* **Requirement**
Report, in full, each line of the material below in which the string "Time" occurs.

* **Listed records**
*** Begin section ***

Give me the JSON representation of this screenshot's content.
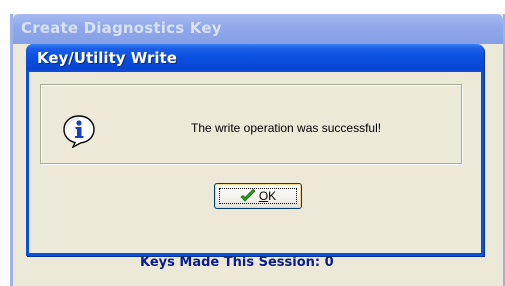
{
  "parent_window": {
    "title": "Create Diagnostics Key",
    "footer_text": "Keys Made This Session: 0"
  },
  "dialog": {
    "title": "Key/Utility Write",
    "message": "The write operation was successful!",
    "icon": "info-icon",
    "ok_button": {
      "label": "OK",
      "icon": "checkmark-icon"
    }
  },
  "colors": {
    "title_bar_active": "#0a4fe0",
    "title_bar_inactive": "#8fa8ea",
    "dialog_background": "#ece9d8",
    "footer_text": "#0a1c8c",
    "checkmark": "#2a9d1c"
  }
}
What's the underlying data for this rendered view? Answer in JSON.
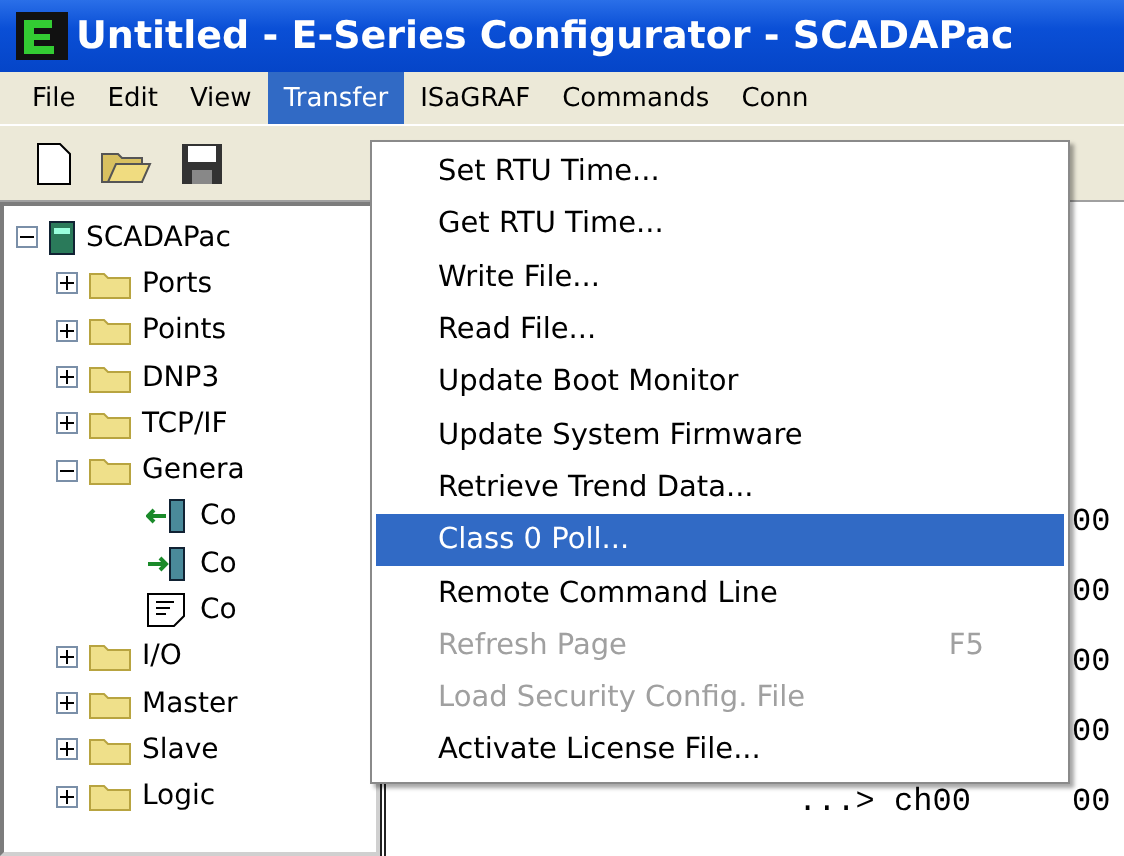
{
  "window": {
    "title": "Untitled - E-Series Configurator - SCADAPac"
  },
  "menu_bar": [
    {
      "label": "File",
      "selected": false
    },
    {
      "label": "Edit",
      "selected": false
    },
    {
      "label": "View",
      "selected": false
    },
    {
      "label": "Transfer",
      "selected": true
    },
    {
      "label": "ISaGRAF",
      "selected": false
    },
    {
      "label": "Commands",
      "selected": false
    },
    {
      "label": "Conn",
      "selected": false
    }
  ],
  "toolbar": [
    {
      "kind": "new"
    },
    {
      "kind": "open"
    },
    {
      "kind": "save"
    }
  ],
  "tree": [
    {
      "label": "SCADAPac",
      "kind": "device",
      "expanded": true,
      "children": [
        {
          "label": "Ports",
          "kind": "folder",
          "expanded": false
        },
        {
          "label": "Points",
          "kind": "folder",
          "expanded": false
        },
        {
          "label": "DNP3",
          "kind": "folder",
          "expanded": false
        },
        {
          "label": "TCP/IF",
          "kind": "folder",
          "expanded": false
        },
        {
          "label": "Genera",
          "kind": "folder",
          "expanded": true,
          "children": [
            {
              "label": "Co",
              "kind": "input"
            },
            {
              "label": "Co",
              "kind": "output"
            },
            {
              "label": "Co",
              "kind": "note"
            }
          ]
        },
        {
          "label": "I/O",
          "kind": "folder",
          "expanded": false
        },
        {
          "label": "Master",
          "kind": "folder",
          "expanded": false
        },
        {
          "label": "Slave",
          "kind": "folder",
          "expanded": false
        },
        {
          "label": "Logic",
          "kind": "folder",
          "expanded": false
        }
      ]
    }
  ],
  "log_lines": [
    {
      "value": "00"
    },
    {
      "value": "00"
    },
    {
      "value": "00"
    },
    {
      "value": "00"
    },
    {
      "prefix": "...> ch00",
      "value": "00"
    }
  ],
  "transfer_menu": [
    {
      "label": "Set RTU Time...",
      "disabled": false,
      "selected": false
    },
    {
      "label": "Get RTU Time...",
      "disabled": false,
      "selected": false
    },
    {
      "label": "Write File...",
      "disabled": false,
      "selected": false
    },
    {
      "label": "Read File...",
      "disabled": false,
      "selected": false
    },
    {
      "label": "Update Boot Monitor",
      "disabled": false,
      "selected": false
    },
    {
      "label": "Update System Firmware",
      "disabled": false,
      "selected": false
    },
    {
      "label": "Retrieve Trend Data...",
      "disabled": false,
      "selected": false
    },
    {
      "label": "Class 0 Poll...",
      "disabled": false,
      "selected": true
    },
    {
      "label": "Remote Command Line",
      "disabled": false,
      "selected": false
    },
    {
      "label": "Refresh Page",
      "shortcut": "F5",
      "disabled": true,
      "selected": false
    },
    {
      "label": "Load Security Config. File",
      "disabled": true,
      "selected": false
    },
    {
      "label": "Activate License File...",
      "disabled": false,
      "selected": false
    }
  ]
}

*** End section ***

* **The completed task**
      "label": "Set RTU Time...",
      "label": "Get RTU Time...",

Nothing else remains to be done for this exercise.